### Input
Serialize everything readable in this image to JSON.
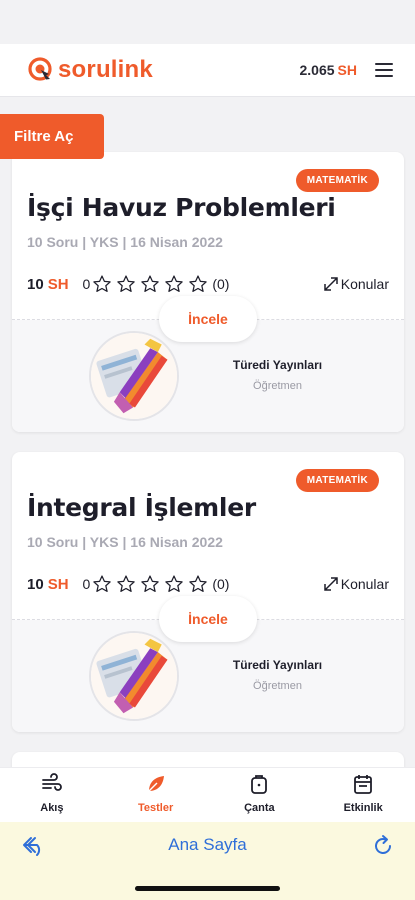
{
  "header": {
    "logo_text": "sorulink",
    "balance_value": "2.065",
    "balance_unit": "SH"
  },
  "filter_button": "Filtre Aç",
  "cards": [
    {
      "subject": "MATEMATİK",
      "title": "İşçi Havuz Problemleri",
      "meta": "10 Soru | YKS | 16 Nisan 2022",
      "price_value": "10",
      "price_unit": "SH",
      "rating_value": "0",
      "rating_stars": 0,
      "rating_count": "(0)",
      "topics_label": "Konular",
      "action_label": "İncele",
      "publisher_name": "Türedi Yayınları",
      "publisher_role": "Öğretmen"
    },
    {
      "subject": "MATEMATİK",
      "title": "İntegral İşlemler",
      "meta": "10 Soru | YKS | 16 Nisan 2022",
      "price_value": "10",
      "price_unit": "SH",
      "rating_value": "0",
      "rating_stars": 0,
      "rating_count": "(0)",
      "topics_label": "Konular",
      "action_label": "İncele",
      "publisher_name": "Türedi Yayınları",
      "publisher_role": "Öğretmen"
    }
  ],
  "tabs": [
    {
      "label": "Akış",
      "icon": "wind-icon",
      "active": false
    },
    {
      "label": "Testler",
      "icon": "leaf-icon",
      "active": true
    },
    {
      "label": "Çanta",
      "icon": "backpack-icon",
      "active": false
    },
    {
      "label": "Etkinlik",
      "icon": "calendar-icon",
      "active": false
    }
  ],
  "browser_bar": {
    "home_label": "Ana Sayfa"
  },
  "colors": {
    "accent": "#ef5b2b",
    "link": "#2f6fd8",
    "browser_bg": "#fbf9df"
  }
}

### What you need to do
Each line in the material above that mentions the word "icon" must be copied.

### Response box
      "icon": "wind-icon",
      "icon": "leaf-icon",
      "icon": "backpack-icon",
      "icon": "calendar-icon",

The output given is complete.